REQUIRED ACTION: Keeping each line exactly as it is, output all of the records.
#####
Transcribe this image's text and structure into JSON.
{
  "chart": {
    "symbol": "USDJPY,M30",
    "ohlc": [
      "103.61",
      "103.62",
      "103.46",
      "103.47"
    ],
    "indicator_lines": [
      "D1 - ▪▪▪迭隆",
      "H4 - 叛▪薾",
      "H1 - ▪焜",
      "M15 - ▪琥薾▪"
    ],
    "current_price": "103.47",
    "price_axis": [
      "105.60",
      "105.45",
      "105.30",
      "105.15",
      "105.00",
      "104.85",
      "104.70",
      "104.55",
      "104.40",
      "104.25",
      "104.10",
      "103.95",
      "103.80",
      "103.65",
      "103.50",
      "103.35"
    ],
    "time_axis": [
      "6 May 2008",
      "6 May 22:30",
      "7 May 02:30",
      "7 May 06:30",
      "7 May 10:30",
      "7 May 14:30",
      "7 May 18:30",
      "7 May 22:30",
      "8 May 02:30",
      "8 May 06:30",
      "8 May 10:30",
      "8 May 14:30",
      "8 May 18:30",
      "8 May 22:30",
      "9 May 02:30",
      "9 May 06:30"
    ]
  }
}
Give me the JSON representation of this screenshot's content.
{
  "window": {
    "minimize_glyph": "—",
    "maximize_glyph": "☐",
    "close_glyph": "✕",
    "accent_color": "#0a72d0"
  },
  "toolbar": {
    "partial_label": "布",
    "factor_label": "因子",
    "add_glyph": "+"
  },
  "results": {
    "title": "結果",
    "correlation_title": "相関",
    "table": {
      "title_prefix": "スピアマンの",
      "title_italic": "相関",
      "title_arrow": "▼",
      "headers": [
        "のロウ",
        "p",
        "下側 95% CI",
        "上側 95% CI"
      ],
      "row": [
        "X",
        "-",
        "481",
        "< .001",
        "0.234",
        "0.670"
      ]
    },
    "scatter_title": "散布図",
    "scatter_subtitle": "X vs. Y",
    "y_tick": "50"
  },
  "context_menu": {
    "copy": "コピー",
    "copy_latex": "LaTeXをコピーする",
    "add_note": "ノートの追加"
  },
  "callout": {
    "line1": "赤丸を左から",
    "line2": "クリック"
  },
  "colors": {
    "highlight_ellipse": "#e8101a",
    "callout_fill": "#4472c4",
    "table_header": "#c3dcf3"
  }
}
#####
THE ANSWER:
Transcribe this image's text and structure into JSON.
{
  "chart": {
    "symbol": "USDJPY,M30",
    "ohlc": [
      "103.61",
      "103.62",
      "103.46",
      "103.47"
    ],
    "indicator_lines": [
      "D1 - ▪▪▪迭隆",
      "H4 - 叛▪薾",
      "H1 - ▪焜",
      "M15 - ▪琥薾▪"
    ],
    "current_price": "103.47",
    "price_axis": [
      "105.60",
      "105.45",
      "105.30",
      "105.15",
      "105.00",
      "104.85",
      "104.70",
      "104.55",
      "104.40",
      "104.25",
      "104.10",
      "103.95",
      "103.80",
      "103.65",
      "103.50",
      "103.35"
    ],
    "time_axis": [
      "6 May 2008",
      "6 May 22:30",
      "7 May 02:30",
      "7 May 06:30",
      "7 May 10:30",
      "7 May 14:30",
      "7 May 18:30",
      "7 May 22:30",
      "8 May 02:30",
      "8 May 06:30",
      "8 May 10:30",
      "8 May 14:30",
      "8 May 18:30",
      "8 May 22:30",
      "9 May 02:30",
      "9 May 06:30"
    ]
  }
}
Give me the JSON representation of this screenshot's content.
{
  "window": {
    "minimize_glyph": "—",
    "maximize_glyph": "☐",
    "close_glyph": "✕",
    "accent_color": "#0a72d0"
  },
  "toolbar": {
    "partial_label": "布",
    "factor_label": "因子",
    "add_glyph": "+"
  },
  "results": {
    "title": "結果",
    "correlation_title": "相関",
    "table": {
      "title_prefix": "スピアマンの",
      "title_italic": "相関",
      "title_arrow": "▼",
      "headers": [
        "のロウ",
        "p",
        "下側 95% CI",
        "上側 95% CI"
      ],
      "row": [
        "X",
        "-",
        "481",
        "< .001",
        "0.234",
        "0.670"
      ]
    },
    "scatter_title": "散布図",
    "scatter_subtitle": "X vs. Y",
    "y_tick": "50"
  },
  "context_menu": {
    "copy": "コピー",
    "copy_latex": "LaTeXをコピーする",
    "add_note": "ノートの追加"
  },
  "callout": {
    "line1": "赤丸を左から",
    "line2": "クリック"
  },
  "colors": {
    "highlight_ellipse": "#e8101a",
    "callout_fill": "#4472c4",
    "table_header": "#c3dcf3"
  }
}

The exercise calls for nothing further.